Stored items
#####
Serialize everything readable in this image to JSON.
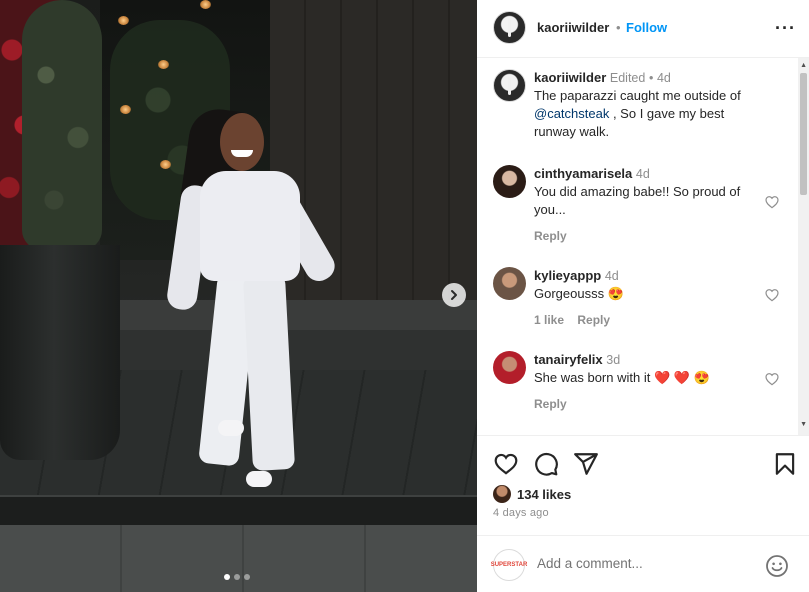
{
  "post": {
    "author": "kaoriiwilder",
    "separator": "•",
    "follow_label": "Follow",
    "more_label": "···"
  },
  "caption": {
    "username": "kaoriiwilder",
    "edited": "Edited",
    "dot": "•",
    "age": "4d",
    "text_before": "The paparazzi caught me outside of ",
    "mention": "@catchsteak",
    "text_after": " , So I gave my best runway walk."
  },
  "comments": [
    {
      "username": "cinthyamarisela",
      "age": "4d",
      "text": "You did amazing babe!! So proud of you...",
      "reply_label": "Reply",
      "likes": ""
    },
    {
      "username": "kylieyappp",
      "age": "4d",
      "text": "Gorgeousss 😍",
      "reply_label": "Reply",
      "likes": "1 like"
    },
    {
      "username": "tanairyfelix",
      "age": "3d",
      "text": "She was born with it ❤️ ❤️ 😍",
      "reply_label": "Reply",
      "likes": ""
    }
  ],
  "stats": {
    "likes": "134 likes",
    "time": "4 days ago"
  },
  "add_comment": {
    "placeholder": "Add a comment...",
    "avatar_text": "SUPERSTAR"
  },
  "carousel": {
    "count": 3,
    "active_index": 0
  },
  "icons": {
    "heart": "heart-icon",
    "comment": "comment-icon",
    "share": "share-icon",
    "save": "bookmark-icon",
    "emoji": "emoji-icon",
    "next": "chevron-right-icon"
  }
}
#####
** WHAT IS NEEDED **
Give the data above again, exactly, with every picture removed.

** FINAL ANSWER **
Serialize everything readable in this image to JSON.
{
  "post": {
    "author": "kaoriiwilder",
    "separator": "•",
    "follow_label": "Follow",
    "more_label": "···"
  },
  "caption": {
    "username": "kaoriiwilder",
    "edited": "Edited",
    "dot": "•",
    "age": "4d",
    "text_before": "The paparazzi caught me outside of ",
    "mention": "@catchsteak",
    "text_after": " , So I gave my best runway walk."
  },
  "comments": [
    {
      "username": "cinthyamarisela",
      "age": "4d",
      "text": "You did amazing babe!! So proud of you...",
      "reply_label": "Reply",
      "likes": ""
    },
    {
      "username": "kylieyappp",
      "age": "4d",
      "text": "Gorgeousss 😍",
      "reply_label": "Reply",
      "likes": "1 like"
    },
    {
      "username": "tanairyfelix",
      "age": "3d",
      "text": "She was born with it ❤️ ❤️ 😍",
      "reply_label": "Reply",
      "likes": ""
    }
  ],
  "stats": {
    "likes": "134 likes",
    "time": "4 days ago"
  },
  "add_comment": {
    "placeholder": "Add a comment...",
    "avatar_text": "SUPERSTAR"
  },
  "carousel": {
    "count": 3,
    "active_index": 0
  },
  "icons": {
    "heart": "heart-icon",
    "comment": "comment-icon",
    "share": "share-icon",
    "save": "bookmark-icon",
    "emoji": "emoji-icon",
    "next": "chevron-right-icon"
  }
}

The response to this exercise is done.